Thanks to Katrina...
Well, not thanks to the hurricane but to the outcome of that terrible day.
I was going to post this in the "Animals in the News" thread, but I thought others might like to post other things about Katrina here.
We were evacuated here during the 1997 floods mentioned below, but that was before we could return from a long weekend trip to visit my folks. Left behind were my kitty, my dog Red, and a rabbit. They wouldn't let us return to check on them, even though our home was not in imminent danger. If we had been home at the time of the evacuations, I know I wouldn't have left my animals behind.
We were allowed to return about a week later. Thankfully, all animals had a nice layer of fat that kept them going until I could fill their bowls with copious amounts of num-nums. :)
Assembly Passes Bill Requiring Disaster Preps Include Animal Care

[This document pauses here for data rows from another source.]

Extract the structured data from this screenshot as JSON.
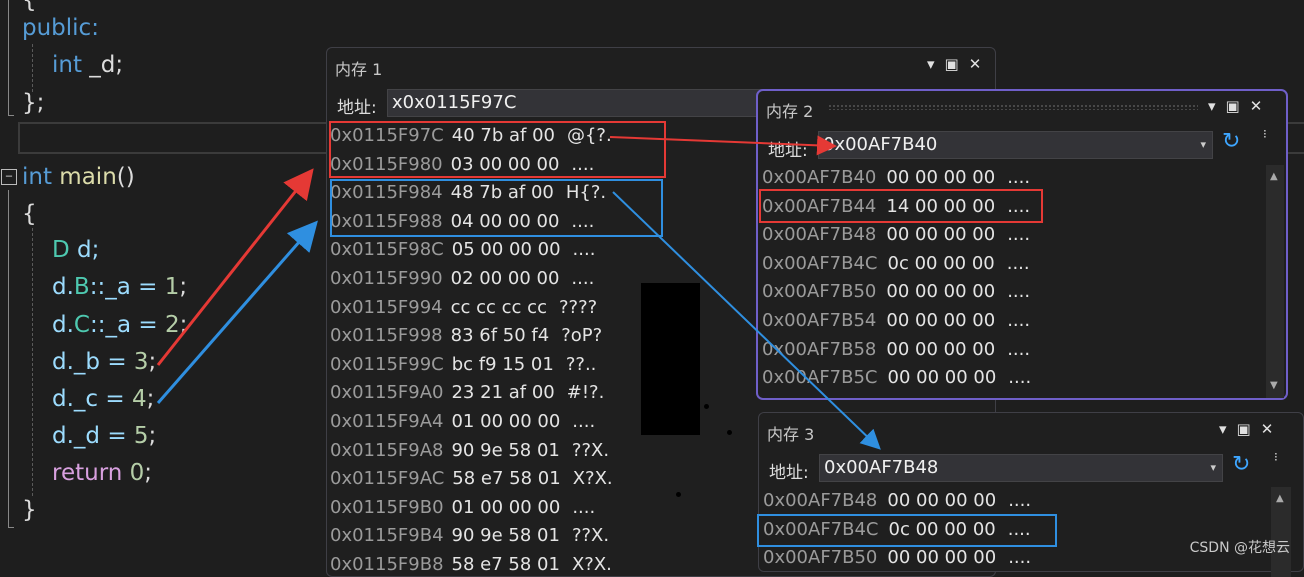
{
  "code": {
    "lines": {
      "brace_top": "{",
      "public": "public:",
      "int_kw": "int",
      "member_d": " _d;",
      "close_class": "};",
      "int_main_kw": "int",
      "main_fn": " main",
      "main_parens": "()",
      "open_brace": "{",
      "decl_type": "D",
      "decl_rest": " d;",
      "b_d": "d.",
      "b_cls": "B",
      "b_rest": "::_a = ",
      "b_val": "1",
      "b_end": ";",
      "c_d": "d.",
      "c_cls": "C",
      "c_rest": "::_a = ",
      "c_val": "2",
      "c_end": ";",
      "bb_pre": "d._b = ",
      "bb_val": "3",
      "bb_end": ";",
      "cc_pre": "d._c = ",
      "cc_val": "4",
      "cc_end": ";",
      "dd_pre": "d._d = ",
      "dd_val": "5",
      "dd_end": ";",
      "return_kw": "return",
      "return_val": " 0",
      "return_end": ";",
      "close_brace": "}"
    },
    "fold_glyph": "−"
  },
  "memory1": {
    "title": "内存 1",
    "address_label": "地址:",
    "address_value": "x0x0115F97C",
    "rows": [
      {
        "addr": "0x0115F97C",
        "hex": "40 7b af 00",
        "ascii": "@{?."
      },
      {
        "addr": "0x0115F980",
        "hex": "03 00 00 00",
        "ascii": "...."
      },
      {
        "addr": "0x0115F984",
        "hex": "48 7b af 00",
        "ascii": "H{?."
      },
      {
        "addr": "0x0115F988",
        "hex": "04 00 00 00",
        "ascii": "...."
      },
      {
        "addr": "0x0115F98C",
        "hex": "05 00 00 00",
        "ascii": "...."
      },
      {
        "addr": "0x0115F990",
        "hex": "02 00 00 00",
        "ascii": "...."
      },
      {
        "addr": "0x0115F994",
        "hex": "cc cc cc cc",
        "ascii": "????"
      },
      {
        "addr": "0x0115F998",
        "hex": "83 6f 50 f4",
        "ascii": "?oP?"
      },
      {
        "addr": "0x0115F99C",
        "hex": "bc f9 15 01",
        "ascii": "??.."
      },
      {
        "addr": "0x0115F9A0",
        "hex": "23 21 af 00",
        "ascii": "#!?."
      },
      {
        "addr": "0x0115F9A4",
        "hex": "01 00 00 00",
        "ascii": "...."
      },
      {
        "addr": "0x0115F9A8",
        "hex": "90 9e 58 01",
        "ascii": "??X."
      },
      {
        "addr": "0x0115F9AC",
        "hex": "58 e7 58 01",
        "ascii": "X?X."
      },
      {
        "addr": "0x0115F9B0",
        "hex": "01 00 00 00",
        "ascii": "...."
      },
      {
        "addr": "0x0115F9B4",
        "hex": "90 9e 58 01",
        "ascii": "??X."
      },
      {
        "addr": "0x0115F9B8",
        "hex": "58 e7 58 01",
        "ascii": "X?X."
      }
    ]
  },
  "memory2": {
    "title": "内存 2",
    "address_label": "地址:",
    "address_value": "0x00AF7B40",
    "rows": [
      {
        "addr": "0x00AF7B40",
        "hex": "00 00 00 00",
        "ascii": "...."
      },
      {
        "addr": "0x00AF7B44",
        "hex": "14 00 00 00",
        "ascii": "...."
      },
      {
        "addr": "0x00AF7B48",
        "hex": "00 00 00 00",
        "ascii": "...."
      },
      {
        "addr": "0x00AF7B4C",
        "hex": "0c 00 00 00",
        "ascii": "...."
      },
      {
        "addr": "0x00AF7B50",
        "hex": "00 00 00 00",
        "ascii": "...."
      },
      {
        "addr": "0x00AF7B54",
        "hex": "00 00 00 00",
        "ascii": "...."
      },
      {
        "addr": "0x00AF7B58",
        "hex": "00 00 00 00",
        "ascii": "...."
      },
      {
        "addr": "0x00AF7B5C",
        "hex": "00 00 00 00",
        "ascii": "...."
      }
    ]
  },
  "memory3": {
    "title": "内存 3",
    "address_label": "地址:",
    "address_value": "0x00AF7B48",
    "rows": [
      {
        "addr": "0x00AF7B48",
        "hex": "00 00 00 00",
        "ascii": "...."
      },
      {
        "addr": "0x00AF7B4C",
        "hex": "0c 00 00 00",
        "ascii": "...."
      },
      {
        "addr": "0x00AF7B50",
        "hex": "00 00 00 00",
        "ascii": "...."
      }
    ]
  },
  "window_controls": {
    "menu": "▾",
    "maximize": "▣",
    "close": "✕",
    "dropdown": "▾",
    "refresh": "↻",
    "overflow": "⁝"
  },
  "icons": {
    "refresh": "refresh-icon",
    "close": "close-icon",
    "maximize": "maximize-icon",
    "dropdown": "chevron-down-icon"
  },
  "colors": {
    "highlight_red": "#e53935",
    "highlight_blue": "#2f8fe0",
    "window2_border": "#6f5fc9"
  },
  "watermark": "CSDN @花想云"
}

Headed to the governor's desk is a bill that would require household pets, livestock, horses, and service animals be included in disaster preparation plans.

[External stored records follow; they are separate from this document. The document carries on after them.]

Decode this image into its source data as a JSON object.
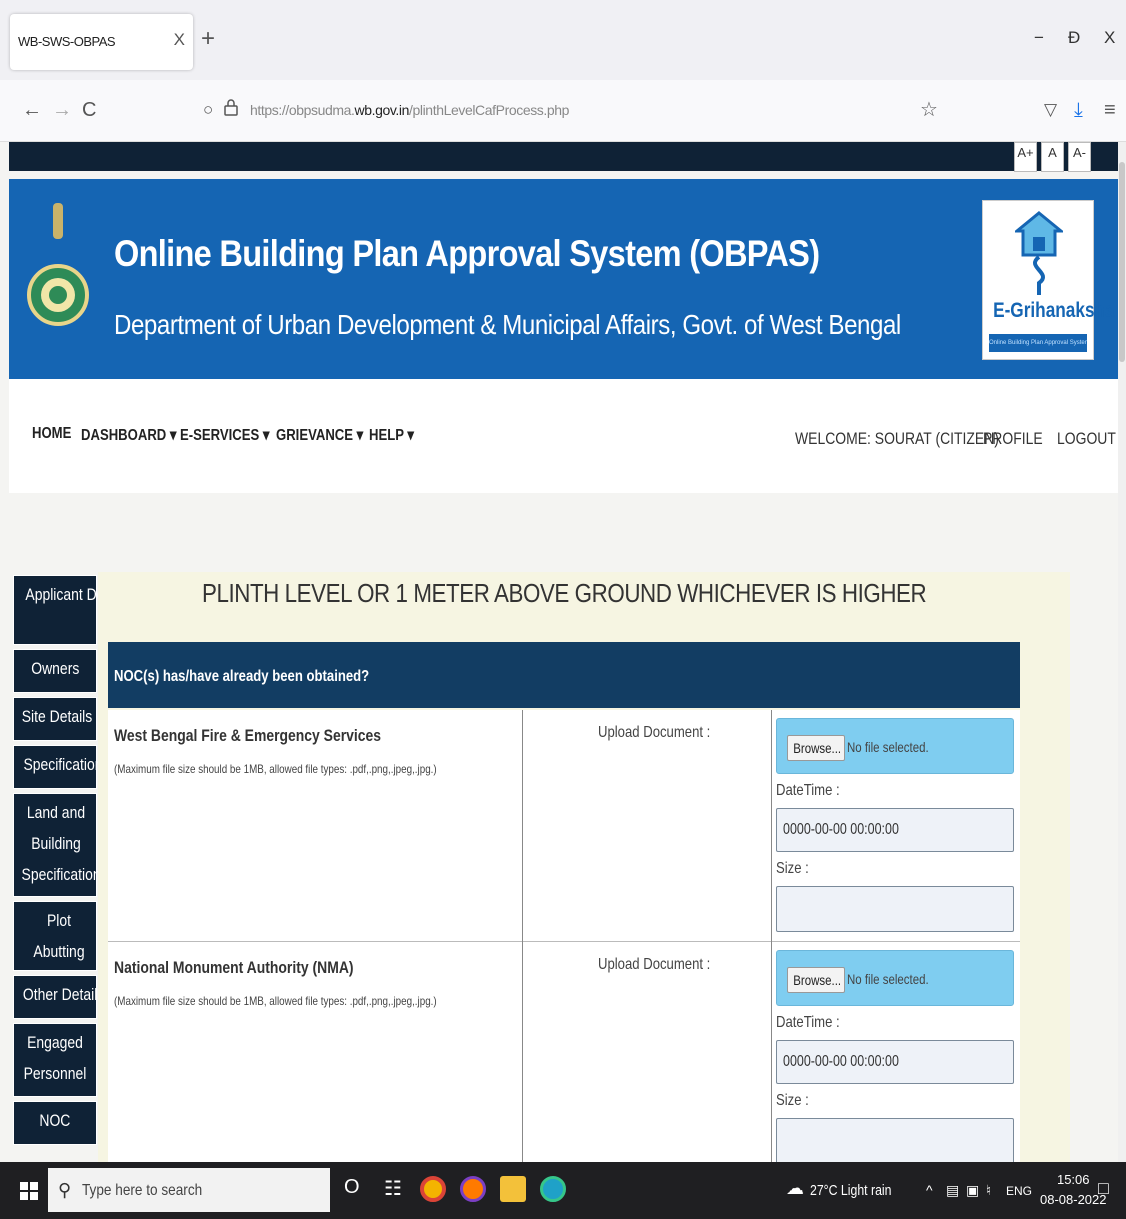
{
  "browser": {
    "tab_title": "WB-SWS-OBPAS",
    "tab_close": "X",
    "new_tab": "+",
    "url_prefix": "https://obpsudma.",
    "url_domain": "wb.gov.in",
    "url_path": "/plinthLevelCafProcess.php",
    "back": "←",
    "forward": "→",
    "reload": "C",
    "star": "☆",
    "pocket": "▽",
    "download": "⤓",
    "menu": "≡",
    "minimize": "−",
    "restore": "Ɖ",
    "close": "X",
    "shield": "○"
  },
  "accessibility": {
    "increase": "A+",
    "normal": "A",
    "decrease": "A-"
  },
  "header": {
    "title": "Online Building Plan Approval System (OBPAS)",
    "subtitle": "Department of Urban Development & Municipal Affairs, Govt. of West Bengal",
    "logo_text": "E-Grihanaksha",
    "logo_tagline": "Online Building Plan Approval System"
  },
  "menu": {
    "home": "HOME",
    "dashboard": "DASHBOARD ▾",
    "eservices": "E-SERVICES ▾",
    "grievance": "GRIEVANCE ▾",
    "help": "HELP ▾",
    "welcome": "WELCOME: SOURAT (CITIZEN)",
    "profile": "PROFILE",
    "logout": "LOGOUT"
  },
  "sidebar": {
    "items": [
      {
        "label": "Applicant Details"
      },
      {
        "label": "Owners"
      },
      {
        "label": "Site Details"
      },
      {
        "label": "Specifications"
      },
      {
        "label": "Land and Building Specifications"
      },
      {
        "label": "Plot Abutting Details"
      },
      {
        "label": "Other Details"
      },
      {
        "label": "Engaged Personnel"
      },
      {
        "label": "NOC"
      }
    ]
  },
  "content": {
    "title": "PLINTH LEVEL OR 1 METER ABOVE GROUND WHICHEVER IS HIGHER",
    "noc_question": "NOC(s) has/have already been obtained?",
    "rows": [
      {
        "name": "West Bengal Fire & Emergency Services",
        "note": "(Maximum file size should be 1MB, allowed file types: .pdf,.png,.jpeg,.jpg.)",
        "upload_label": "Upload Document :",
        "browse": "Browse...",
        "file_status": "No file selected.",
        "datetime_label": "DateTime :",
        "datetime_value": "0000-00-00 00:00:00",
        "size_label": "Size :"
      },
      {
        "name": "National Monument Authority (NMA)",
        "note": "(Maximum file size should be 1MB, allowed file types: .pdf,.png,.jpeg,.jpg.)",
        "upload_label": "Upload Document :",
        "browse": "Browse...",
        "file_status": "No file selected.",
        "datetime_label": "DateTime :",
        "datetime_value": "0000-00-00 00:00:00",
        "size_label": "Size :"
      }
    ]
  },
  "taskbar": {
    "search_placeholder": "Type here to search",
    "cortana": "O",
    "taskview": "☷",
    "weather": "27°C  Light rain",
    "tray_up": "^",
    "lang": "ENG",
    "time": "15:06",
    "date": "08-08-2022",
    "colors": {
      "chrome": "#f4b400",
      "firefox": "#ff7a00",
      "files": "#f3c13a",
      "edge": "#1fa1c8"
    }
  }
}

Assembly Bill 450, sponsored by Assem. Leland Yee, D-San Francisco, was approved 61-1 by the Assembly today. It would require the Office of Emergency Services, the Department of Agriculture, and other agencies involved with disaster response planning to develop a Memorandum of Understanding plan that addresses the needs of animals after a major disaster or emergency.
"We only need to remember the images in Louisiana and Mississippi of people stranded on roofs with their pets, and farmers left without their livelihood, to realize we need to consider animals in disaster preparedness," said Yee in a prepared statement. "I urge the governor to sign this bill into law."
More than 235,000 animals were estimated to have been killed in Hurricanes Katrina and Rita. There are anecdotal accounts of Gulf Coast residents refusing to leave because there were no provisions for their animals.
In 1997, Yuba County implemented a mandatory evacuation order after a levee failed, resulting in major floods. A study undertaken after the event showed that nearly 21 percent of households with pets did not evacuate and more than 80 percent of those who re-entered the evacuated area without authorization did so attempting to rescue their pets and/or livestock.